■ Brief: Reproduce each of the following records without any deviation.

*** Data shown ***

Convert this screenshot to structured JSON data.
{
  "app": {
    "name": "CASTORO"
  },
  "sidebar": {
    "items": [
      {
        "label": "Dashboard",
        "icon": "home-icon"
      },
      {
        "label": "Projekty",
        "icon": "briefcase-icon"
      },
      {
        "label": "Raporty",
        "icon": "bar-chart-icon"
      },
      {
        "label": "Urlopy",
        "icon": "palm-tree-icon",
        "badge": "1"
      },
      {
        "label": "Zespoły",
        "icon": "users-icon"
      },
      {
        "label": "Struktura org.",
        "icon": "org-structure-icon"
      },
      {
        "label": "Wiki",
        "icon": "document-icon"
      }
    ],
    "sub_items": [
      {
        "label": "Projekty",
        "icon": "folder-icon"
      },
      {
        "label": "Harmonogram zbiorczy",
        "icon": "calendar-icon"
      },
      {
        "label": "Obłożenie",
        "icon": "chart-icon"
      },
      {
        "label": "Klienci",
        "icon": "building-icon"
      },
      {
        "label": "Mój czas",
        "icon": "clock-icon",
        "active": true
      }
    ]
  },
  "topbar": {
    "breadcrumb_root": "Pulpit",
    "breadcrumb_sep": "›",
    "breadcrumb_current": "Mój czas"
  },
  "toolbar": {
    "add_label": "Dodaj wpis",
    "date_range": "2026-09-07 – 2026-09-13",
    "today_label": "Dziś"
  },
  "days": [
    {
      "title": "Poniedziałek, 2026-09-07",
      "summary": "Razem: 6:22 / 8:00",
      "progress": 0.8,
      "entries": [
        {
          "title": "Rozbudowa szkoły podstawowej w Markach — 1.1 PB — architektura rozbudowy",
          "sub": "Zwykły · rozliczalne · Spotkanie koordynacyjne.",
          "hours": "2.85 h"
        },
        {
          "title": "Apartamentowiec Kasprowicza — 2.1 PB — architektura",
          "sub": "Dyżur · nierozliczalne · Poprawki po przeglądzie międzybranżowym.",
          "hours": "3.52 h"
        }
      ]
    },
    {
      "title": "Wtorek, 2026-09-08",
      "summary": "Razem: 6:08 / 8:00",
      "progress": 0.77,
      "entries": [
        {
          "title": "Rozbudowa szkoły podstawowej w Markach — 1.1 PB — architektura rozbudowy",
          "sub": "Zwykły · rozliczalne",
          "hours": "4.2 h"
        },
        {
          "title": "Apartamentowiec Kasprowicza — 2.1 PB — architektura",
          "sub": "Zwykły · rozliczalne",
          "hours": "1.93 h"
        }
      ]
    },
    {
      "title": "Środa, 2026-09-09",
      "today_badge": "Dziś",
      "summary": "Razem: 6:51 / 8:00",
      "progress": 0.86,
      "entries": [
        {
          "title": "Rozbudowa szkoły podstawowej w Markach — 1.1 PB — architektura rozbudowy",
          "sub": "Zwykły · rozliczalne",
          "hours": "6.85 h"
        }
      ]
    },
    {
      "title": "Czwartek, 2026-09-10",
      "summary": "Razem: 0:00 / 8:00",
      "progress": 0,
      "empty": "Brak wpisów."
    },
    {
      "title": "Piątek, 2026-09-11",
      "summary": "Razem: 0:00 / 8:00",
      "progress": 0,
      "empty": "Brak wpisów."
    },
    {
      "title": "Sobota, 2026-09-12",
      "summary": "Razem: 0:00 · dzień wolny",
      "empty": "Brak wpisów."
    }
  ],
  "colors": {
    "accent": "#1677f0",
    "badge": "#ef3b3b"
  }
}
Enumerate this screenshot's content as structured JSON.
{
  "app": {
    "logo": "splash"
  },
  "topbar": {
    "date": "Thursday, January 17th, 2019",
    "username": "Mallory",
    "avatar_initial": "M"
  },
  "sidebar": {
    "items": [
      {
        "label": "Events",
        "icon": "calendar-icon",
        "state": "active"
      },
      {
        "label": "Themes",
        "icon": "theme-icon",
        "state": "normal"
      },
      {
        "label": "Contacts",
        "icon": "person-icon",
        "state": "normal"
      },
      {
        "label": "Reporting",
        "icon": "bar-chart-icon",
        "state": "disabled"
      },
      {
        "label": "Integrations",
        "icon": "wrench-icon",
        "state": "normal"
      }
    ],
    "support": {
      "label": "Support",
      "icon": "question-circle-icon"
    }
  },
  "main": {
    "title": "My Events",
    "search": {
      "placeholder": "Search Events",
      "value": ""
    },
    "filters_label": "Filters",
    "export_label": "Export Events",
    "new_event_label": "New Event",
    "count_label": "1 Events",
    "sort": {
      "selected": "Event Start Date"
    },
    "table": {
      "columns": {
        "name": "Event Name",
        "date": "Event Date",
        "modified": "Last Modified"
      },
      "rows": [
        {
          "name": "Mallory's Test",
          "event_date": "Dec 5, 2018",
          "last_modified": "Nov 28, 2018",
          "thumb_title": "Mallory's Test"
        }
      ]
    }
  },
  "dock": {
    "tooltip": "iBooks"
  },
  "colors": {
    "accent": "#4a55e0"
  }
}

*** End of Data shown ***

■ Response area:
Convert this screenshot to structured JSON data.
{
  "app": {
    "name": "CASTORO"
  },
  "sidebar": {
    "items": [
      {
        "label": "Dashboard",
        "icon": "home-icon"
      },
      {
        "label": "Projekty",
        "icon": "briefcase-icon"
      },
      {
        "label": "Raporty",
        "icon": "bar-chart-icon"
      },
      {
        "label": "Urlopy",
        "icon": "palm-tree-icon",
        "badge": "1"
      },
      {
        "label": "Zespoły",
        "icon": "users-icon"
      },
      {
        "label": "Struktura org.",
        "icon": "org-structure-icon"
      },
      {
        "label": "Wiki",
        "icon": "document-icon"
      }
    ],
    "sub_items": [
      {
        "label": "Projekty",
        "icon": "folder-icon"
      },
      {
        "label": "Harmonogram zbiorczy",
        "icon": "calendar-icon"
      },
      {
        "label": "Obłożenie",
        "icon": "chart-icon"
      },
      {
        "label": "Klienci",
        "icon": "building-icon"
      },
      {
        "label": "Mój czas",
        "icon": "clock-icon",
        "active": true
      }
    ]
  },
  "topbar": {
    "breadcrumb_root": "Pulpit",
    "breadcrumb_sep": "›",
    "breadcrumb_current": "Mój czas"
  },
  "toolbar": {
    "add_label": "Dodaj wpis",
    "date_range": "2026-09-07 – 2026-09-13",
    "today_label": "Dziś"
  },
  "days": [
    {
      "title": "Poniedziałek, 2026-09-07",
      "summary": "Razem: 6:22 / 8:00",
      "progress": 0.8,
      "entries": [
        {
          "title": "Rozbudowa szkoły podstawowej w Markach — 1.1 PB — architektura rozbudowy",
          "sub": "Zwykły · rozliczalne · Spotkanie koordynacyjne.",
          "hours": "2.85 h"
        },
        {
          "title": "Apartamentowiec Kasprowicza — 2.1 PB — architektura",
          "sub": "Dyżur · nierozliczalne · Poprawki po przeglądzie międzybranżowym.",
          "hours": "3.52 h"
        }
      ]
    },
    {
      "title": "Wtorek, 2026-09-08",
      "summary": "Razem: 6:08 / 8:00",
      "progress": 0.77,
      "entries": [
        {
          "title": "Rozbudowa szkoły podstawowej w Markach — 1.1 PB — architektura rozbudowy",
          "sub": "Zwykły · rozliczalne",
          "hours": "4.2 h"
        },
        {
          "title": "Apartamentowiec Kasprowicza — 2.1 PB — architektura",
          "sub": "Zwykły · rozliczalne",
          "hours": "1.93 h"
        }
      ]
    },
    {
      "title": "Środa, 2026-09-09",
      "today_badge": "Dziś",
      "summary": "Razem: 6:51 / 8:00",
      "progress": 0.86,
      "entries": [
        {
          "title": "Rozbudowa szkoły podstawowej w Markach — 1.1 PB — architektura rozbudowy",
          "sub": "Zwykły · rozliczalne",
          "hours": "6.85 h"
        }
      ]
    },
    {
      "title": "Czwartek, 2026-09-10",
      "summary": "Razem: 0:00 / 8:00",
      "progress": 0,
      "empty": "Brak wpisów."
    },
    {
      "title": "Piątek, 2026-09-11",
      "summary": "Razem: 0:00 / 8:00",
      "progress": 0,
      "empty": "Brak wpisów."
    },
    {
      "title": "Sobota, 2026-09-12",
      "summary": "Razem: 0:00 · dzień wolny",
      "empty": "Brak wpisów."
    }
  ],
  "colors": {
    "accent": "#1677f0",
    "badge": "#ef3b3b"
  }
}
Enumerate this screenshot's content as structured JSON.
{
  "app": {
    "logo": "splash"
  },
  "topbar": {
    "date": "Thursday, January 17th, 2019",
    "username": "Mallory",
    "avatar_initial": "M"
  },
  "sidebar": {
    "items": [
      {
        "label": "Events",
        "icon": "calendar-icon",
        "state": "active"
      },
      {
        "label": "Themes",
        "icon": "theme-icon",
        "state": "normal"
      },
      {
        "label": "Contacts",
        "icon": "person-icon",
        "state": "normal"
      },
      {
        "label": "Reporting",
        "icon": "bar-chart-icon",
        "state": "disabled"
      },
      {
        "label": "Integrations",
        "icon": "wrench-icon",
        "state": "normal"
      }
    ],
    "support": {
      "label": "Support",
      "icon": "question-circle-icon"
    }
  },
  "main": {
    "title": "My Events",
    "search": {
      "placeholder": "Search Events",
      "value": ""
    },
    "filters_label": "Filters",
    "export_label": "Export Events",
    "new_event_label": "New Event",
    "count_label": "1 Events",
    "sort": {
      "selected": "Event Start Date"
    },
    "table": {
      "columns": {
        "name": "Event Name",
        "date": "Event Date",
        "modified": "Last Modified"
      },
      "rows": [
        {
          "name": "Mallory's Test",
          "event_date": "Dec 5, 2018",
          "last_modified": "Nov 28, 2018",
          "thumb_title": "Mallory's Test"
        }
      ]
    }
  },
  "dock": {
    "tooltip": "iBooks"
  },
  "colors": {
    "accent": "#4a55e0"
  }
}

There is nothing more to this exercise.